New rules requiring oil and mineral companies to disclose all payments made to governments around the world have come into force in the United States, turning the heat on oil exploration and mining firms with operations in Kenya, including Tullow Oil.
The newly published industry rules, derived from the Dodd-Frank Wall Street Reform and Consumer Protection Act, require extraction firms to make public all financial dealings with government agencies for commercial development of oil, natural gas or minerals.
Petroleum principal secretary Andrew Kamau said Kenya plans to adopt and localise the American statute, arguing that it sets a new global threshold and best practice in the governance of the extractive sector.
“It’s a good move and we have even covered it in the Petroleum Bill. If passed, oil firms will have to make these declarations in countries they are domiciled,” Mr Kamau said.
The list of payments that qualify to be declared includes taxes, royalties, fees (including licence fees), production entitlements, bonuses, dividends, payments for infrastructure improvements, and, if required by law or contract, community and social responsibility payments.
The transparency rules for oil, gas and mining come as Kenya opened a fresh search for a consultant to audit Tullow Oil’s finances, more than three years after an earlier hunt failed to attract qualified candidates.
The Ministry of Energy said the consultancy firm will carry out a comprehensive audit of Tullow Oil Kenya’s costs, and classify the costs as appropriate into the qualifying/non-qualifying, as per the production sharing contract agreement.
Kenya has so far licensed 44 out of its 46 oil blocks for exploration and to date only Tullow Oil has discovered commercially viable deposits.
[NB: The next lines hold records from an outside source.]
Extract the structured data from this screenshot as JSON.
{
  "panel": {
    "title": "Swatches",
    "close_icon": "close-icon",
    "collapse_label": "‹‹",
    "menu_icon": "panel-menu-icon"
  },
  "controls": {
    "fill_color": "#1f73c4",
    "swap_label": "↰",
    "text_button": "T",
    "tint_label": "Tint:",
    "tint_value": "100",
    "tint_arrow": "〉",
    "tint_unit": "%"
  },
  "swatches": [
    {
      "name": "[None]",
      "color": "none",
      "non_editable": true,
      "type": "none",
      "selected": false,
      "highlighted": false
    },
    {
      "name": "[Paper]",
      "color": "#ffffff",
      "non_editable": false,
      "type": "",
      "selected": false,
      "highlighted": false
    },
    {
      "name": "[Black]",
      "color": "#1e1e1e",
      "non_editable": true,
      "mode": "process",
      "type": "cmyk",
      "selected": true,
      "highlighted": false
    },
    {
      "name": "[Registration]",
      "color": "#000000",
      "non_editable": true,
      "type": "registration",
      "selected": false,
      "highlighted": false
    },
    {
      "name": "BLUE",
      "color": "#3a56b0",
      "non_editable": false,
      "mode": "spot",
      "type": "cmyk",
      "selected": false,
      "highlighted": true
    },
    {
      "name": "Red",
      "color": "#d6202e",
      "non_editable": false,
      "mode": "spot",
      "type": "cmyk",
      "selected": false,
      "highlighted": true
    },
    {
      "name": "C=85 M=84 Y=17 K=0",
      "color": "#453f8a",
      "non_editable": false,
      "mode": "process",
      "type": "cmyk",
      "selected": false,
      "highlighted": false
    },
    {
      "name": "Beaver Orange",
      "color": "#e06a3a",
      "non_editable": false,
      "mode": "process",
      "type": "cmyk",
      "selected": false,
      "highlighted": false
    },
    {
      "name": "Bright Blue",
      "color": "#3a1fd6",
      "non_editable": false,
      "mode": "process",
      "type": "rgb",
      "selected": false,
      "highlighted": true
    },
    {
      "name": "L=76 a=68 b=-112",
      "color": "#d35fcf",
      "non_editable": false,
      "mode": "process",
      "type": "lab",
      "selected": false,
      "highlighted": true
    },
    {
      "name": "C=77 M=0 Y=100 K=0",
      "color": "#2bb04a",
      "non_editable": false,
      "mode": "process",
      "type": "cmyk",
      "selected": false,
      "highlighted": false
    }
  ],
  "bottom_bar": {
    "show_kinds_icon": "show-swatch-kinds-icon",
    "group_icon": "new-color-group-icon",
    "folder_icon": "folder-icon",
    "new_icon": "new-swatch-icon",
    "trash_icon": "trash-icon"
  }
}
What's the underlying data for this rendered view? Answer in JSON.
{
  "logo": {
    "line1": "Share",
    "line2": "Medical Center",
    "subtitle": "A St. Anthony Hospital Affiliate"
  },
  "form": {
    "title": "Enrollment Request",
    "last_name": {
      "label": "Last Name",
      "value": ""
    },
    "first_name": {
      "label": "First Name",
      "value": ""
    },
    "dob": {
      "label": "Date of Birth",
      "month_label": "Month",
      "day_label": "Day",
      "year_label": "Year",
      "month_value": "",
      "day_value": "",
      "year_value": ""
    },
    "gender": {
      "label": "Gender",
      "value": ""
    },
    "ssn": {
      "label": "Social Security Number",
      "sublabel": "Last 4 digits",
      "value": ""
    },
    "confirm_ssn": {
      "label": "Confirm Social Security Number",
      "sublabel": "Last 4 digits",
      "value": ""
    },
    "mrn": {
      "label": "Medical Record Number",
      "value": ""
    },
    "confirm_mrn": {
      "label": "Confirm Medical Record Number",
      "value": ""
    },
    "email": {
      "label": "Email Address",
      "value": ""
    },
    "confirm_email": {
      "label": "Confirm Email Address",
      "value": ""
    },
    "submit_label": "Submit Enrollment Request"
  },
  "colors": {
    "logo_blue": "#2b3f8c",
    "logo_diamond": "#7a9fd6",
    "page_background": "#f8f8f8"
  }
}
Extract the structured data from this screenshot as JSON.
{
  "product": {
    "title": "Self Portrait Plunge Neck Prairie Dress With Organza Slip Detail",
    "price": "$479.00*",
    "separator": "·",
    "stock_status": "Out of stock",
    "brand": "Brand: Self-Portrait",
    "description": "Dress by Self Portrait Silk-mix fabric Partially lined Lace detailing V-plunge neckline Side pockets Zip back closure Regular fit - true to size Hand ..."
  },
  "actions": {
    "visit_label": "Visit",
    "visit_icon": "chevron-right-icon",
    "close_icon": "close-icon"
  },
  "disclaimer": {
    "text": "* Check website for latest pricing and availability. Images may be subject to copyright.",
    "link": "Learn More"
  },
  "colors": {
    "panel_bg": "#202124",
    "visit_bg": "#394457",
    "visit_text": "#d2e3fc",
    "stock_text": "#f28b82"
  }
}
Tullow plans to begin exporting 2,000 barrels of oil per day from the Lokichar fields beginning mid-2017, the firm said in a June trading update.
Tullow said the deal dubbed ‘early oil pilot scheme’ involves “transporting oil from South Lokichar to Mombasa, by road or a combination on of road and rail”.
The fresh impetus to audit Tullow Oil comes two months after the Irish oil explorer disclosed that it has so far incurred $1.5 billion (Sh150 billion) in exploration costs to be recovered once production begins.
Even though Tullow Oil shares a work programme and budget update with the Kenyan government on a quarterly and annual basis, Mr Kamau could not vouch for the authenticity of the reports in the absence of an audit.
The government is yet to begin auditing the expenses four years since Tullow Oil announced the discovery of Kenya’s first commercial oil deposits in March 2012.
The list of global explorers scouring for oil in Kenya and are therefore directly affected by the new regulations includes New York Stock Exchange-listed Erin Energy (formerly CAMAC Energy), Texas-based Anadarko, American firm ERHC Energy, and BG Group, which was acquired by Royal Dutch Shell plc.
Other oil explorers with interests in Kenya and are expected to make full disclosures on their payments to governments and costs incurred are Australia’s Swala Energy, Canada’s Vanoil Energy, Statoil from Norway, London-based Ophir Energy, Italian multinational Eni, Edgo from Jordan, Nigerian firm A-Z Petroleum and State-owned National Oil Corporation of Kenya (Nock).
“I am pleased that the commission has completed these final rules, which will provide enhanced transparency to further the statutory goal,” said Mary Jo White, chairperson of the U.S. Securities and Exchange Commission.
Credit: Business Daily